Records for this exercise:
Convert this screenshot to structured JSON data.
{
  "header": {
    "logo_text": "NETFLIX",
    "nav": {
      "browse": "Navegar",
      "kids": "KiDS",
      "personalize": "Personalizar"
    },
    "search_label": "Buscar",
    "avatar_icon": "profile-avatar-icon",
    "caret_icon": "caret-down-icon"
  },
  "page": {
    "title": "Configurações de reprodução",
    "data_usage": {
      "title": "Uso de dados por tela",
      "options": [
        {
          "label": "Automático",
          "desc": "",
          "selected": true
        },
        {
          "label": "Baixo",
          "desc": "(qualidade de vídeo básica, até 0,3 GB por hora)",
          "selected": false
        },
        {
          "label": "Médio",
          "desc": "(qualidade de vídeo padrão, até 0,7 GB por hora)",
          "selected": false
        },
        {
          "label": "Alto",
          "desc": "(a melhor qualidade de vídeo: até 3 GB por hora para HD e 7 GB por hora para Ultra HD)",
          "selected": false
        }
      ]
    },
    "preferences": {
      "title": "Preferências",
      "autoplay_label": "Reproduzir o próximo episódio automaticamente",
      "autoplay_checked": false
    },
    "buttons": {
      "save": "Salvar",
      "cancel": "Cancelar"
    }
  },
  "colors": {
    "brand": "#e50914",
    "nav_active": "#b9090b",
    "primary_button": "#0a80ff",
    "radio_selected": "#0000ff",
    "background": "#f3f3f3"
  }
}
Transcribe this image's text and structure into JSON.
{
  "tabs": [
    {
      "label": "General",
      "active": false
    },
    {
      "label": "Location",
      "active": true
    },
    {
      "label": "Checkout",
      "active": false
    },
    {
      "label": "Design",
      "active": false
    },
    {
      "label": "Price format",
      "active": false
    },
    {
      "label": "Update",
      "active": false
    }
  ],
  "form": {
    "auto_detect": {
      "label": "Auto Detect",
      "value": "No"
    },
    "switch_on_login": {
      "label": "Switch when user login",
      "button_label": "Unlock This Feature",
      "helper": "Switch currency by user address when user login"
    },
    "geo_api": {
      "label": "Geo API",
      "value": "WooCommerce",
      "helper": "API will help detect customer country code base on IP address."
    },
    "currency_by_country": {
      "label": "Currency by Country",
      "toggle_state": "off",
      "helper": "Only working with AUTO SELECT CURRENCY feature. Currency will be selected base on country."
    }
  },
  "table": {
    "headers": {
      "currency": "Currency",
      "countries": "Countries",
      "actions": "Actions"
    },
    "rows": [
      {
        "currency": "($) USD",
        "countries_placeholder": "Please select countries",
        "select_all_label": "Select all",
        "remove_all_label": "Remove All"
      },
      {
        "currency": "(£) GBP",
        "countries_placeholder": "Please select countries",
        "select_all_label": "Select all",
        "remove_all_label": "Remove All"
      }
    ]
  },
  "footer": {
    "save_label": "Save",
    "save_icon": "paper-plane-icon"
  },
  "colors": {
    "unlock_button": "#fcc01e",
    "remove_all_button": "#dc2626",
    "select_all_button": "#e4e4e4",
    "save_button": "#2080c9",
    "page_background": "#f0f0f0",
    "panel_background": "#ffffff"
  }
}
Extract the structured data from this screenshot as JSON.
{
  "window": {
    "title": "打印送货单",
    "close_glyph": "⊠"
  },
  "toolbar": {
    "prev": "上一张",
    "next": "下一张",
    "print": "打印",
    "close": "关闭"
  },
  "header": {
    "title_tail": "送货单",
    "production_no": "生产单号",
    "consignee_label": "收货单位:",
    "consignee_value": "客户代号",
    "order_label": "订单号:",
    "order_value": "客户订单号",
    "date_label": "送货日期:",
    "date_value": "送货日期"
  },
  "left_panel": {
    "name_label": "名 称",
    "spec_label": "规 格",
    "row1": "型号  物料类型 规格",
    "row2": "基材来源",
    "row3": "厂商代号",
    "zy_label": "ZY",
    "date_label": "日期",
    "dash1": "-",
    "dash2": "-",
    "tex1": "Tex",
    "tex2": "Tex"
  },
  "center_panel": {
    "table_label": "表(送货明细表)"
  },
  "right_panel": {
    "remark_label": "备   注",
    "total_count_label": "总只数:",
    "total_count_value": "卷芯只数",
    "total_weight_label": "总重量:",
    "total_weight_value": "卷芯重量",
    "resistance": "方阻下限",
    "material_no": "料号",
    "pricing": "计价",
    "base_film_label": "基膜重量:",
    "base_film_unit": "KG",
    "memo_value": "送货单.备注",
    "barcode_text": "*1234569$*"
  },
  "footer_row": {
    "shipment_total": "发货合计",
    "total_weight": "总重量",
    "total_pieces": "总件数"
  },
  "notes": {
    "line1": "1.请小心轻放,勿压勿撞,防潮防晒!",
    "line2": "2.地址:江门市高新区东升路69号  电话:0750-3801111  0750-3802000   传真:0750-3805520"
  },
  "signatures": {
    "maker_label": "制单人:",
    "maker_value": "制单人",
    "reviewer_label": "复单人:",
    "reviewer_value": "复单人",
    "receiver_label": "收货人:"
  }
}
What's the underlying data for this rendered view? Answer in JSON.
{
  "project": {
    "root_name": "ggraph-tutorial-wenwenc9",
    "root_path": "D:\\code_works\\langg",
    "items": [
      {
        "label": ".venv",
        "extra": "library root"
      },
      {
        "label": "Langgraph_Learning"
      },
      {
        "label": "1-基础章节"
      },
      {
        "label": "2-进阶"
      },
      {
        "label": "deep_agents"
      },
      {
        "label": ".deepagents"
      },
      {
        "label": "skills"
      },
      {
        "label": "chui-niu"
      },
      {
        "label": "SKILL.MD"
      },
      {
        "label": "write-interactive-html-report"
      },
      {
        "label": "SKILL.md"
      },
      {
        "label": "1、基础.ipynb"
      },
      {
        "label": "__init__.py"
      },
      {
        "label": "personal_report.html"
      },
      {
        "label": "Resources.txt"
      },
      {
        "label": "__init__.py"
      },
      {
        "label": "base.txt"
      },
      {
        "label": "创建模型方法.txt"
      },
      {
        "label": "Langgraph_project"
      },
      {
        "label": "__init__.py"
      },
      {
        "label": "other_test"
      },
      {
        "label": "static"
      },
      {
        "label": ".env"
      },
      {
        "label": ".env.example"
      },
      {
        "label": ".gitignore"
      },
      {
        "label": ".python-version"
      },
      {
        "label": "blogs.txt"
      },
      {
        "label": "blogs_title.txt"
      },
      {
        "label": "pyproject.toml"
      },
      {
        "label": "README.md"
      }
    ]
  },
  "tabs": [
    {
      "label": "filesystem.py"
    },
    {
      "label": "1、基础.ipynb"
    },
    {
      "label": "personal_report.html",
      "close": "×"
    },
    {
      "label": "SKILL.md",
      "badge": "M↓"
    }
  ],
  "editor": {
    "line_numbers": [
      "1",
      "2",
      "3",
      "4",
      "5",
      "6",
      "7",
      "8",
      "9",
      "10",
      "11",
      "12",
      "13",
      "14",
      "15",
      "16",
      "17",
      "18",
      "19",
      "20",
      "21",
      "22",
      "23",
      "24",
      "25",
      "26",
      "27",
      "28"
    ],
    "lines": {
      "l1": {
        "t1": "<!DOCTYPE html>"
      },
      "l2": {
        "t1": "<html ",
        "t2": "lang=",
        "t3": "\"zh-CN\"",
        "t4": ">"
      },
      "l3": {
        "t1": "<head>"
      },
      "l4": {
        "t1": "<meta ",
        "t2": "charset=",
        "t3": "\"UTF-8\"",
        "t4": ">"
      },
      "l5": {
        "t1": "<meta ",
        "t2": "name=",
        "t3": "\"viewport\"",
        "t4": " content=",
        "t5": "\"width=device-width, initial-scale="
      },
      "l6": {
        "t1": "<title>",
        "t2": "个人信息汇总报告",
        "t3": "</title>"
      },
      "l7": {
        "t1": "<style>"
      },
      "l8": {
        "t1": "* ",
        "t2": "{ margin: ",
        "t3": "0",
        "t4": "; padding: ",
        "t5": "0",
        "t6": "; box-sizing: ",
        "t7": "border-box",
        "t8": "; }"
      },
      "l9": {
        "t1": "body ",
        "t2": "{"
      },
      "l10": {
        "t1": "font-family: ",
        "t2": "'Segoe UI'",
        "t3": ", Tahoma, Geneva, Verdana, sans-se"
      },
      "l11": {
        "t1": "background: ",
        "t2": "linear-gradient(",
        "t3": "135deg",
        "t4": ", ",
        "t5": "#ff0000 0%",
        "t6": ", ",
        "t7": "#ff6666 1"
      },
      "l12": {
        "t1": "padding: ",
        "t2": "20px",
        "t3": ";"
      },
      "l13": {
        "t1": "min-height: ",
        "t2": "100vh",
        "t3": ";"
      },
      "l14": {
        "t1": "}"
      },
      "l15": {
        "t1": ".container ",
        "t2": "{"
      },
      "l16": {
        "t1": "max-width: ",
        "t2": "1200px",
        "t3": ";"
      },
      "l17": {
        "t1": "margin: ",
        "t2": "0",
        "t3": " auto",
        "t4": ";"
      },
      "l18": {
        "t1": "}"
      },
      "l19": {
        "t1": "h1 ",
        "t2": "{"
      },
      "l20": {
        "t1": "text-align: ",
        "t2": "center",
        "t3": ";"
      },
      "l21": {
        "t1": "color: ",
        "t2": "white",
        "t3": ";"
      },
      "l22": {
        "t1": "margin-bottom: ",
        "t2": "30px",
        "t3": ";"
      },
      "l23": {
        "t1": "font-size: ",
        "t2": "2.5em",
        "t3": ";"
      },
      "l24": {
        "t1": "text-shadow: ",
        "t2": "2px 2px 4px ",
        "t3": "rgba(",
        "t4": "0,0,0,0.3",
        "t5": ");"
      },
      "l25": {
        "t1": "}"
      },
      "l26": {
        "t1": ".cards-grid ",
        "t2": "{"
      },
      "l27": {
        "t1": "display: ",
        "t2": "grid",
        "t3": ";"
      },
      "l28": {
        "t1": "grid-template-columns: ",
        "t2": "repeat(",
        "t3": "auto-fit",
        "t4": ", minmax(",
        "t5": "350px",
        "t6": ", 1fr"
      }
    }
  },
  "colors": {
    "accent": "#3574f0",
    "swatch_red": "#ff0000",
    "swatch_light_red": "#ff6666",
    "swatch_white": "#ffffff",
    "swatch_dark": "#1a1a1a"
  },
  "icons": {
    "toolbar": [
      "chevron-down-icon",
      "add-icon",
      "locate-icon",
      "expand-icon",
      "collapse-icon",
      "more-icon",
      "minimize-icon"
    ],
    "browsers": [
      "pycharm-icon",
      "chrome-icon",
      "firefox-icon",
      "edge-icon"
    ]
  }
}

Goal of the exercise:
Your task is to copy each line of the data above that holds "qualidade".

Answer to this exercise:
          "desc": "(qualidade de vídeo básica, até 0,3 GB por hora)",
          "desc": "(qualidade de vídeo padrão, até 0,7 GB por hora)",
          "desc": "(a melhor qualidade de vídeo: até 3 GB por hora para HD e 7 GB por hora para Ultra HD)",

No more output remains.